I spent a morning last week chatting with Paul Martin at his home in the Heights overlooking Goat Hill Golf Course. During the course of our conversation, Paul’s gracious wife Robin offered me coffee and delicious pastries from Marie Eiffel.
Paul is a professor at Barnard College in New York City. Barnard started out as the women’s branch of Columbia when Columbia was all male. Columbia is now coed, but Barnard is still a women’s college.
Paul teaches two undergraduate courses and has a total of 40 advisees. His field is human rights.
In 1978 he founded the Institute for the Study of Human Rights at Columbia. He then went on to develop the program at Barnard. His two classes are “Human Rights in Theory and Practice” and “Religion, Human Rights and Social Justice.” He serves as chair of the human rights program.

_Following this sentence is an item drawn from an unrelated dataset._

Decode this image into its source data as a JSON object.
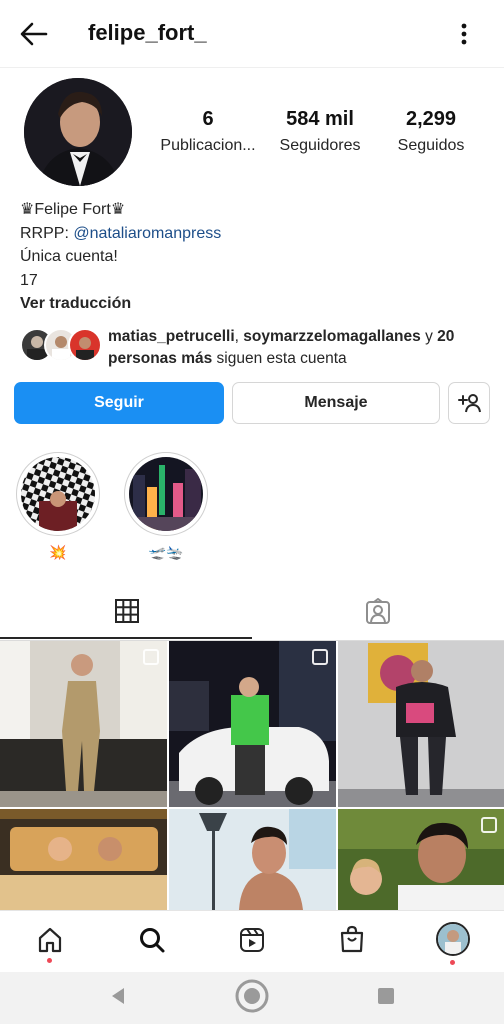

“I worry about what kind of world the generation coming up is going to have,” he said, adding that “climate control, health care, immigration and education are all issues they’re going to be facing.”
“Life in the future for children now will be very different,” he said. “We have to prepare them for it.”

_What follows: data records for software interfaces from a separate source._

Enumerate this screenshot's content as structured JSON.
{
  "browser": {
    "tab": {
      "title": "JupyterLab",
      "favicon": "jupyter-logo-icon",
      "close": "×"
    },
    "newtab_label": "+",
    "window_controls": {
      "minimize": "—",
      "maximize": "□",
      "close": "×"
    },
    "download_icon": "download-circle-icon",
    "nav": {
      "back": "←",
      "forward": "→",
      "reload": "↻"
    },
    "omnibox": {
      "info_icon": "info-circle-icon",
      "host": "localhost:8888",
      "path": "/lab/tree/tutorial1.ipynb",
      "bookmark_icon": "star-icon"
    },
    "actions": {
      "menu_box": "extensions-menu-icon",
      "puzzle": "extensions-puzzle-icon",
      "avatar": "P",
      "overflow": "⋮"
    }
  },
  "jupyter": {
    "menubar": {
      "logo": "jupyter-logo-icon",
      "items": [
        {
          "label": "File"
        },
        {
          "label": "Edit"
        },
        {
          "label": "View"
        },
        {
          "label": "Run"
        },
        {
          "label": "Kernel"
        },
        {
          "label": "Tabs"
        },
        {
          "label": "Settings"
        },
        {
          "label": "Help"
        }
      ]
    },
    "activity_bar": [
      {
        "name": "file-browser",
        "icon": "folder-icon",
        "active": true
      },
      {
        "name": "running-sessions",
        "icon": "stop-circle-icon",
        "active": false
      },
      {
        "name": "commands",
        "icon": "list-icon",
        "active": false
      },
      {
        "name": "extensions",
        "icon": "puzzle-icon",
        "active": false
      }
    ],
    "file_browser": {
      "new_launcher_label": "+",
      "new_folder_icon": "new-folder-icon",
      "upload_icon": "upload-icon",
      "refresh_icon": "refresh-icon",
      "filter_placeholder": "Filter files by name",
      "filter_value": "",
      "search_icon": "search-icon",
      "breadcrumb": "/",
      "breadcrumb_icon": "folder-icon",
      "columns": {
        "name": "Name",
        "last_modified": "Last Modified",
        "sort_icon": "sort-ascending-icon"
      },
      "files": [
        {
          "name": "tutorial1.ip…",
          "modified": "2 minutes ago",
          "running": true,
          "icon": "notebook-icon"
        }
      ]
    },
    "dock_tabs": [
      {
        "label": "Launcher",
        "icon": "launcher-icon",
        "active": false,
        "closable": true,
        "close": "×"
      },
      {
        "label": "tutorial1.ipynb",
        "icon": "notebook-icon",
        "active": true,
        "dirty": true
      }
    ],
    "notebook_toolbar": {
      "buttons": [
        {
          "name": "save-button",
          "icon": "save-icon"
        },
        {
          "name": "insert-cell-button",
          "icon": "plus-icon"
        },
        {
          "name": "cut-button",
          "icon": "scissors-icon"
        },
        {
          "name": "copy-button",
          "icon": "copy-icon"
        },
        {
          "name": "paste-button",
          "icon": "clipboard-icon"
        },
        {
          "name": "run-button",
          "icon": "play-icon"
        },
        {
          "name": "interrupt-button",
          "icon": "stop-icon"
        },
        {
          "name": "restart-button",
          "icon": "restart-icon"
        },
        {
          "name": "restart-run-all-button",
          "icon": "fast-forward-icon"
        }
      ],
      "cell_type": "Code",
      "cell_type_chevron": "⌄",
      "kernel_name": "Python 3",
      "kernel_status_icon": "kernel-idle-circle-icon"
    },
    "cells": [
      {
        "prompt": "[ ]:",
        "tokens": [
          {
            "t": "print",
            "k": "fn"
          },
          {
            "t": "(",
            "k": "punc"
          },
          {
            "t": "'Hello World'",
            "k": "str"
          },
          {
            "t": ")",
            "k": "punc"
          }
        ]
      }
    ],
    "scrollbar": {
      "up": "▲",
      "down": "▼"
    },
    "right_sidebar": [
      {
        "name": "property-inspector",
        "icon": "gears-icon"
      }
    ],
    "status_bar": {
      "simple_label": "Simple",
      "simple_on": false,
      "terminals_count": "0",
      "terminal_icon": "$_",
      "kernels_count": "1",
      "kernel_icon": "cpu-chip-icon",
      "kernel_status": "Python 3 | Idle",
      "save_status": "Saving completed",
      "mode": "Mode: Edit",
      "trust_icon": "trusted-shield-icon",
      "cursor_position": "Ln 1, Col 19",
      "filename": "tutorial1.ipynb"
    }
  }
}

Paul grew up in England where he studied at boarding school and university. He served in the British Army from 1954 to 1956 and remembers his time as a “learning experience.” He received his PhD from Columbia in 1967.
When I asked Paul his age, he said that I was interviewing him on his birthday. He just turned 82 and said that he spends most of his time in the summer writing and preparing for the fall classes. His wife works at Columbia developing programs for teachers, particularly in the areas of East Asian studies.
Paul and Robin have two children, a son who’s an immunologist in California and a daughter who’s project director for the Children’s Museum of New York.
The Martins maintain an apartment in the city but relish their time on the Island.
“I just take the train from Penn Station and then walk up to the house from the ferry,” he said, adding that he enjoys the conveniences of the Heights.
“Sometimes I’ll just call up Joanne at the Flying Goat and ask what the specials are for that evening — so close, so simple,” Paul noted.
Recently recuperating from knee surgery, Paul has not been able to enjoy his regular Island activities like tennis, swimming and sailing.
“Late afternoon sails are very relaxing,” he said.